(Records from a data collection)
Segment Open

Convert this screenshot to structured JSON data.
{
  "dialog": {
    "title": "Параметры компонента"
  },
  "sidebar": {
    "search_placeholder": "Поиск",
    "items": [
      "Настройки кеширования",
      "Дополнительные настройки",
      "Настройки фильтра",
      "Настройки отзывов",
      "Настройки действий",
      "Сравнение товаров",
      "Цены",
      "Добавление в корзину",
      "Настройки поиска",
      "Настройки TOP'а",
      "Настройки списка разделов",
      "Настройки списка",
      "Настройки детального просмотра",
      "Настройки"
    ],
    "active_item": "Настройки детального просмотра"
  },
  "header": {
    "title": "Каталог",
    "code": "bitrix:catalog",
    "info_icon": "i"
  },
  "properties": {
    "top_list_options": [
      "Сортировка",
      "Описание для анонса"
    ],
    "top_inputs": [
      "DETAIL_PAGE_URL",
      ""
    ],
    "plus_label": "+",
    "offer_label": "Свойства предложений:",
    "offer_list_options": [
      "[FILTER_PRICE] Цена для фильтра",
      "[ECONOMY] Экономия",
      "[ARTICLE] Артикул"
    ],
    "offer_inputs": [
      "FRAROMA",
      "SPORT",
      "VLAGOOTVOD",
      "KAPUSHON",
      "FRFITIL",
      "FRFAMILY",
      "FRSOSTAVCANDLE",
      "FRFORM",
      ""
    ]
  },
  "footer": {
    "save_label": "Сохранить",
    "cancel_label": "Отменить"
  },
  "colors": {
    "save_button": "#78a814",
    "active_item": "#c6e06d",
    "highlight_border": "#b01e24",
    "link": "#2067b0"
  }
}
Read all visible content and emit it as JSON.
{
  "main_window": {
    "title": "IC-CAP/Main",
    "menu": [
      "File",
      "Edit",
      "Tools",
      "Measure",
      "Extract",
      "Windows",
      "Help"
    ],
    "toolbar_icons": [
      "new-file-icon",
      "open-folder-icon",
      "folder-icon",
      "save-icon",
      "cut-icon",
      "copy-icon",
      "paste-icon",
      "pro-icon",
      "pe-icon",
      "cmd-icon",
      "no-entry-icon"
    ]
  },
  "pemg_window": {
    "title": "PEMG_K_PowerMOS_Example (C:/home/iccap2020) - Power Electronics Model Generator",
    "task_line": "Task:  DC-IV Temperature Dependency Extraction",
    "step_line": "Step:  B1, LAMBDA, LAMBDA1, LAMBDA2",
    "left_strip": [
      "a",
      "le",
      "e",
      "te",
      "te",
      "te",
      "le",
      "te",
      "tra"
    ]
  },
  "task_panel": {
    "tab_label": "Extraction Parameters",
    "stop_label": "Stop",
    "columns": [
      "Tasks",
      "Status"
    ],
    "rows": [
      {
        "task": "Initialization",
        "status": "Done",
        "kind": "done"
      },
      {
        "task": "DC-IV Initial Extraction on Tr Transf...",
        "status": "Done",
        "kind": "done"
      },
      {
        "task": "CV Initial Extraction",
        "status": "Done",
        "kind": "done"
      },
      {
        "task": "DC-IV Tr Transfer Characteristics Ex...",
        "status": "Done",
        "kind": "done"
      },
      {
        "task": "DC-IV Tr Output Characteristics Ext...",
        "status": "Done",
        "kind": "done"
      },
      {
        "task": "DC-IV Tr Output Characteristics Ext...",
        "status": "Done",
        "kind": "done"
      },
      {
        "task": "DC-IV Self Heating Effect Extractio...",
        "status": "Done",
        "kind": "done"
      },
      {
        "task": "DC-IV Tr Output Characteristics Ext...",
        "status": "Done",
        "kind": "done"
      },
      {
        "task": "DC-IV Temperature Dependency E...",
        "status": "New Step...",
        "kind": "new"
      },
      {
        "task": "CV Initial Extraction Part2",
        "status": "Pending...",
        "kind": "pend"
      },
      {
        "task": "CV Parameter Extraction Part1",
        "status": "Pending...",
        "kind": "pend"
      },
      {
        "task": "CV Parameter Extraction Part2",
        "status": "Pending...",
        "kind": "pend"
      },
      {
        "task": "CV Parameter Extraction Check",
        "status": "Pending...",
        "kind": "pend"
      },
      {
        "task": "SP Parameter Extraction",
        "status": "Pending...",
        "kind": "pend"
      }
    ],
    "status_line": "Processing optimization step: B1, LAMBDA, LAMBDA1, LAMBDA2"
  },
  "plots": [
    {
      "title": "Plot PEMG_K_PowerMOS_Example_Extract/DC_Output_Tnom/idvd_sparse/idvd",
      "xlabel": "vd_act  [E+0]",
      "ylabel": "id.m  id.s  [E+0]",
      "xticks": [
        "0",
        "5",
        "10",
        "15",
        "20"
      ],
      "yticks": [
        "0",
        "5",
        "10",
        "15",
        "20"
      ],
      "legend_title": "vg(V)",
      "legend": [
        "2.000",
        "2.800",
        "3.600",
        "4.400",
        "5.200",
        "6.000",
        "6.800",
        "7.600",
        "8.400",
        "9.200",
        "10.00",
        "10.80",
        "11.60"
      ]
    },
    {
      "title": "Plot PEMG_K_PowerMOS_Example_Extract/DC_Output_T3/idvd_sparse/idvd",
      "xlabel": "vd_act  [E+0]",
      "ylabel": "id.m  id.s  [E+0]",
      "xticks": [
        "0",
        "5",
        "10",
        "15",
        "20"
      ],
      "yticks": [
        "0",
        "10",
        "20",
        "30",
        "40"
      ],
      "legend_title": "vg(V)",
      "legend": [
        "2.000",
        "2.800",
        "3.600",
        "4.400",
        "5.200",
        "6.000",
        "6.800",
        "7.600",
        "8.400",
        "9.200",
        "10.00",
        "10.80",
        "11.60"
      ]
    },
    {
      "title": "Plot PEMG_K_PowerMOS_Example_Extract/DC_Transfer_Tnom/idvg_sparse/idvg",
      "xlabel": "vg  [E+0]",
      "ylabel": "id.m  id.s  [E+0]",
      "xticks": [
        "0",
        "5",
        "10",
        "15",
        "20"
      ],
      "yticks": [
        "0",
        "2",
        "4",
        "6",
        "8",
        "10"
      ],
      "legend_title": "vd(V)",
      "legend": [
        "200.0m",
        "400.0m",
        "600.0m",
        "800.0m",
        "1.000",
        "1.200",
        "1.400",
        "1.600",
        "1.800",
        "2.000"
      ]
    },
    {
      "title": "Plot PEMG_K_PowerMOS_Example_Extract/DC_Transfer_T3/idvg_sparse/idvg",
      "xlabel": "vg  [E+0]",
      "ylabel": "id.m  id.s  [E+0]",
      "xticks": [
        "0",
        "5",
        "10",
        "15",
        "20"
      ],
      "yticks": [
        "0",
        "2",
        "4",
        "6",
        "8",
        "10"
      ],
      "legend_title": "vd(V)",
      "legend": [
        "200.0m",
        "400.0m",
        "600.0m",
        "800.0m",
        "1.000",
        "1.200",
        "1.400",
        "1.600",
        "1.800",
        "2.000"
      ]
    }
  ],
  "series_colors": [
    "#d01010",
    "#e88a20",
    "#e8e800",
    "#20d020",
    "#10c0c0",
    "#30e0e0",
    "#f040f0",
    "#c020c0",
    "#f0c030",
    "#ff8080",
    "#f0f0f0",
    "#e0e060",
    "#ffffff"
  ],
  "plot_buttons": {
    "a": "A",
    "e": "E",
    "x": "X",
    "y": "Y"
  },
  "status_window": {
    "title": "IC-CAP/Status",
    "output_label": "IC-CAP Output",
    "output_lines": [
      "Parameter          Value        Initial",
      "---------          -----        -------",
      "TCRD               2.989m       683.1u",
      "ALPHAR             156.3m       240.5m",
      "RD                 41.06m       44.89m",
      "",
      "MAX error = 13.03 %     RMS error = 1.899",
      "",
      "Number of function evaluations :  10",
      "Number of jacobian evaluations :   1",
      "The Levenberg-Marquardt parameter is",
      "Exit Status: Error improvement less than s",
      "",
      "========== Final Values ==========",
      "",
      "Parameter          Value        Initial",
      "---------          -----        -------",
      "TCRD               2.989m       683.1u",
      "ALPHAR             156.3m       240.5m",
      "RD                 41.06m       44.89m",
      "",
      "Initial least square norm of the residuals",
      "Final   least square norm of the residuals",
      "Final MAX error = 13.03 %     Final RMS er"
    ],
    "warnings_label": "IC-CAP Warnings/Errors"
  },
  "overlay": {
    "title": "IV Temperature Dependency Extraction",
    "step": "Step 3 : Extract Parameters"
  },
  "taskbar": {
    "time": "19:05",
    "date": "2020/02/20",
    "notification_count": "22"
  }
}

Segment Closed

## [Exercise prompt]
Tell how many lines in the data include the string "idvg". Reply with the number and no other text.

## [Result of the exercise]
2